There were numerous quietly beautiful moments in this performance. It was an evening of powerful opposites – moments of solitude mixed with mass sections; the bare stage set against the shiny mirrored black floor; the dancers all had the stereotypical agility and explosive power of hip-hop and break dancers, but this was complemented by the fluidity you’d typically classify contemporary dancers to have.
I particularly liked how they stripped the stage down, so that you could see the bare Sadler’s Wells fittings and backstage setting. The rawness really fit Bruno Beltrão and his company well. They are a contemporary dance company from Brazil that push boundaries by fusing in different dance styles, particularly hip-hop. This is an area I’m quite interested in watching the development of, how (arguably) the two opposite ends of dance are being merged. Hip hop and ballet has been explored quite a bit now (particularly popularized by the movie Centre Stage), but the hip-hop/contemporary dance choreographic language has much room to grow (which isn’t surprising!)
I really liked the use of light near the very end. The theatre was in complete darkness except for a one-meter strip of light that hovered about a meter and a half above the stage floor. The dancers would do various jump-turns, where you’d catch their movement in the brief time that the strip of light embodies them.
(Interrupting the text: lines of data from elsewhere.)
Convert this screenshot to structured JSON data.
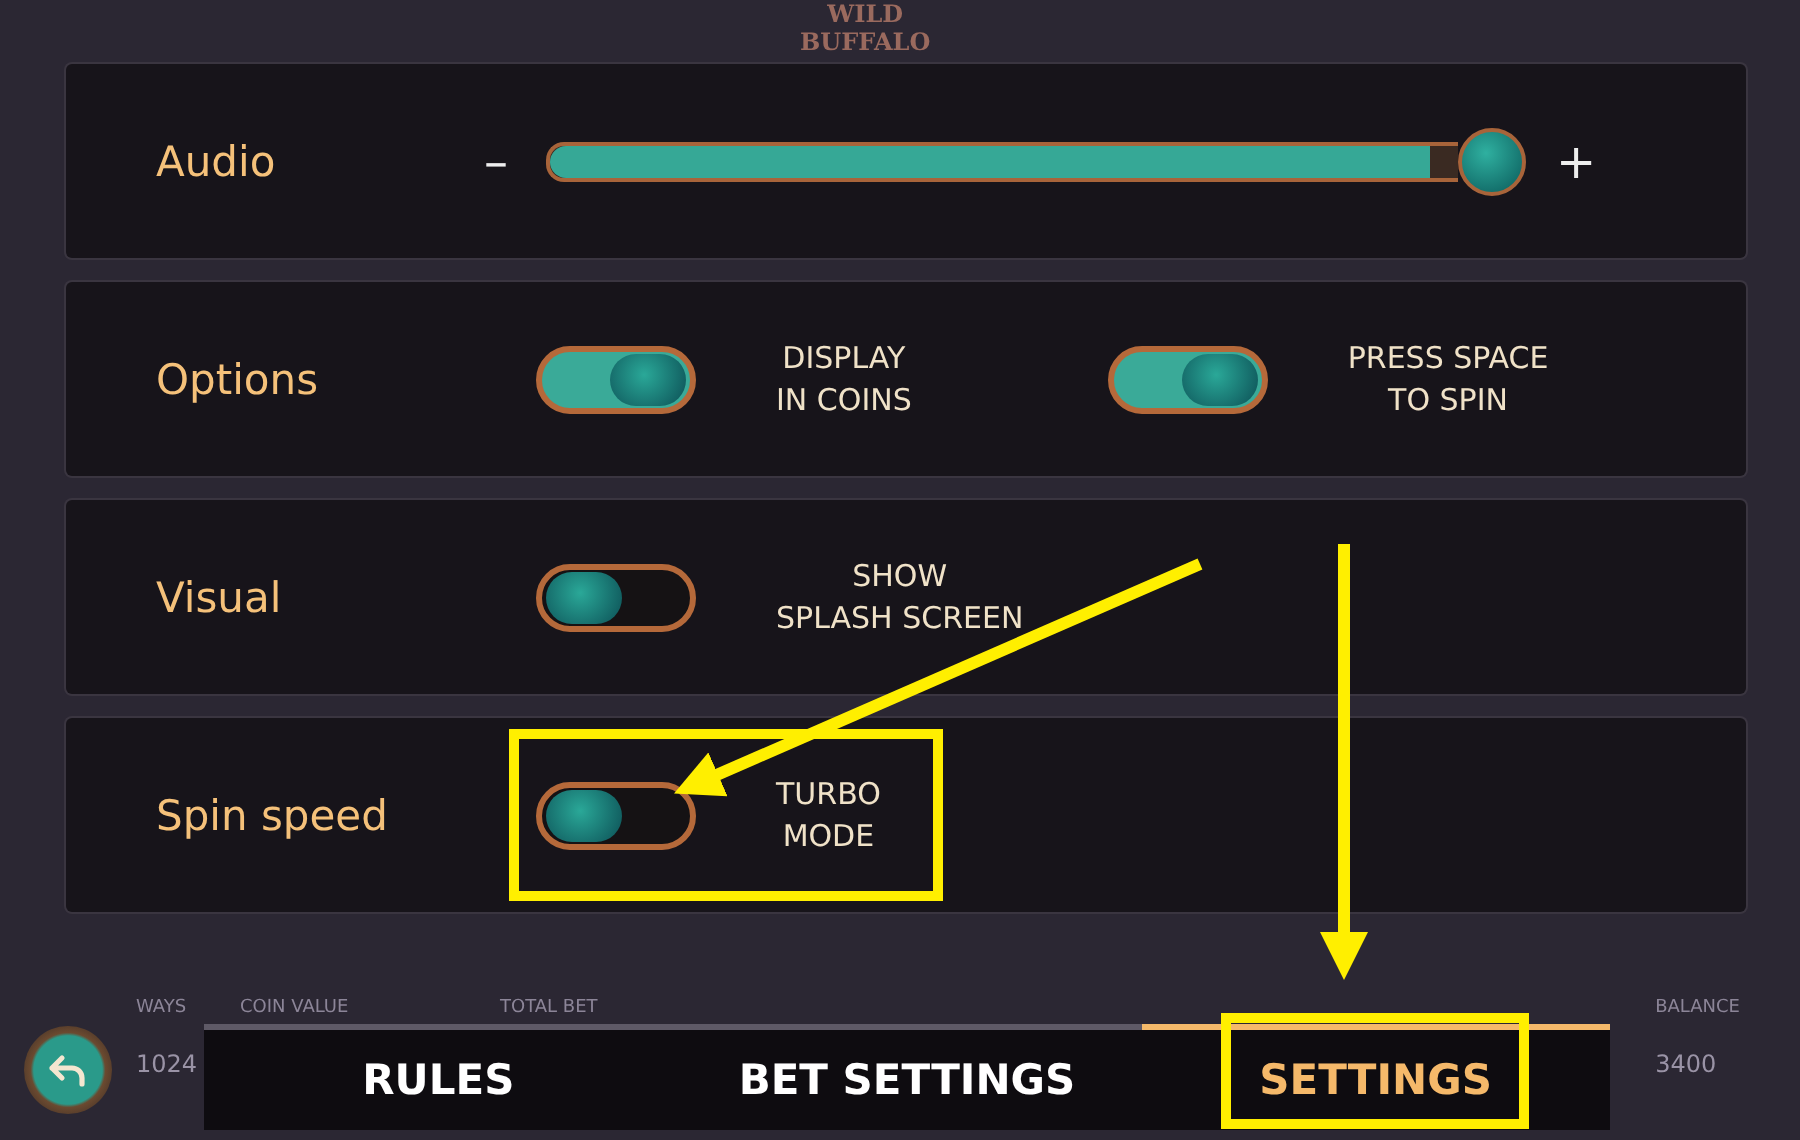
{
  "logo": {
    "line_1": "WILD",
    "line_2": "BUFFALO"
  },
  "sections": [
    {
      "label": "Audio",
      "kind": "slider",
      "minus": "–",
      "plus": "+",
      "level": 0.97
    },
    {
      "label": "Options",
      "kind": "toggles",
      "toggles": [
        {
          "text": "DISPLAY\nIN COINS",
          "on": true
        },
        {
          "text": "PRESS SPACE\nTO SPIN",
          "on": true
        }
      ]
    },
    {
      "label": "Visual",
      "kind": "toggles",
      "toggles": [
        {
          "text": "SHOW\nSPLASH SCREEN",
          "on": false
        }
      ]
    },
    {
      "label": "Spin speed",
      "kind": "toggles",
      "toggles": [
        {
          "text": "TURBO\nMODE",
          "on": false
        }
      ]
    }
  ],
  "background_bar": [
    {
      "label": "WAYS",
      "value": "1024"
    },
    {
      "label": "COIN VALUE"
    },
    {
      "label": "TOTAL BET"
    },
    {
      "label": "BALANCE",
      "value": "3400"
    }
  ],
  "tabs": [
    {
      "label": "RULES",
      "selected": false
    },
    {
      "label": "BET SETTINGS",
      "selected": false
    },
    {
      "label": "SETTINGS",
      "selected": true
    }
  ]
}
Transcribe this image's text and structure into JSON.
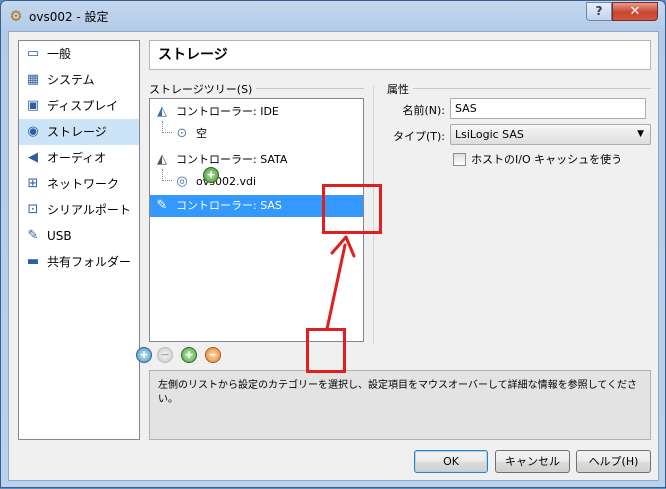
{
  "window": {
    "title": "ovs002 - 設定",
    "help_label": "?",
    "close_label": "✕"
  },
  "sidebar": {
    "items": [
      {
        "label": "一般",
        "icon": "monitor-icon",
        "glyph": "▭"
      },
      {
        "label": "システム",
        "icon": "chip-icon",
        "glyph": "▦"
      },
      {
        "label": "ディスプレイ",
        "icon": "display-icon",
        "glyph": "▣"
      },
      {
        "label": "ストレージ",
        "icon": "disk-icon",
        "glyph": "◉"
      },
      {
        "label": "オーディオ",
        "icon": "speaker-icon",
        "glyph": "◀"
      },
      {
        "label": "ネットワーク",
        "icon": "network-icon",
        "glyph": "⊞"
      },
      {
        "label": "シリアルポート",
        "icon": "serial-port-icon",
        "glyph": "⊡"
      },
      {
        "label": "USB",
        "icon": "usb-icon",
        "glyph": "✎"
      },
      {
        "label": "共有フォルダー",
        "icon": "folder-icon",
        "glyph": "▬"
      }
    ],
    "selected_index": 3
  },
  "page": {
    "title": "ストレージ"
  },
  "tree_panel": {
    "label": "ストレージツリー(S)",
    "controllers": {
      "ide": {
        "label": "コントローラー: IDE",
        "child": "空"
      },
      "sata": {
        "label": "コントローラー: SATA",
        "child": "ovs002.vdi"
      },
      "sas": {
        "label": "コントローラー: SAS"
      }
    },
    "add_attachment_symbol": "+",
    "toolbar": {
      "add_controller": "+",
      "remove_controller": "−",
      "add_attachment": "+",
      "remove_attachment": "−"
    }
  },
  "attributes": {
    "label": "属性",
    "name_label": "名前(N):",
    "name_value": "SAS",
    "type_label": "タイプ(T):",
    "type_value": "LsiLogic SAS",
    "host_io_cache_label": "ホストのI/O キャッシュを使う",
    "host_io_cache_checked": false
  },
  "info_text": "左側のリストから設定のカテゴリーを選択し、設定項目をマウスオーバーして詳細な情報を参照してください。",
  "buttons": {
    "ok": "OK",
    "cancel": "キャンセル",
    "help": "ヘルプ(H)"
  },
  "colors": {
    "annotation": "#e01f1f",
    "selection": "#3399ff"
  }
}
Hauntingly beautiful. A company that I’d like to keep my eye on.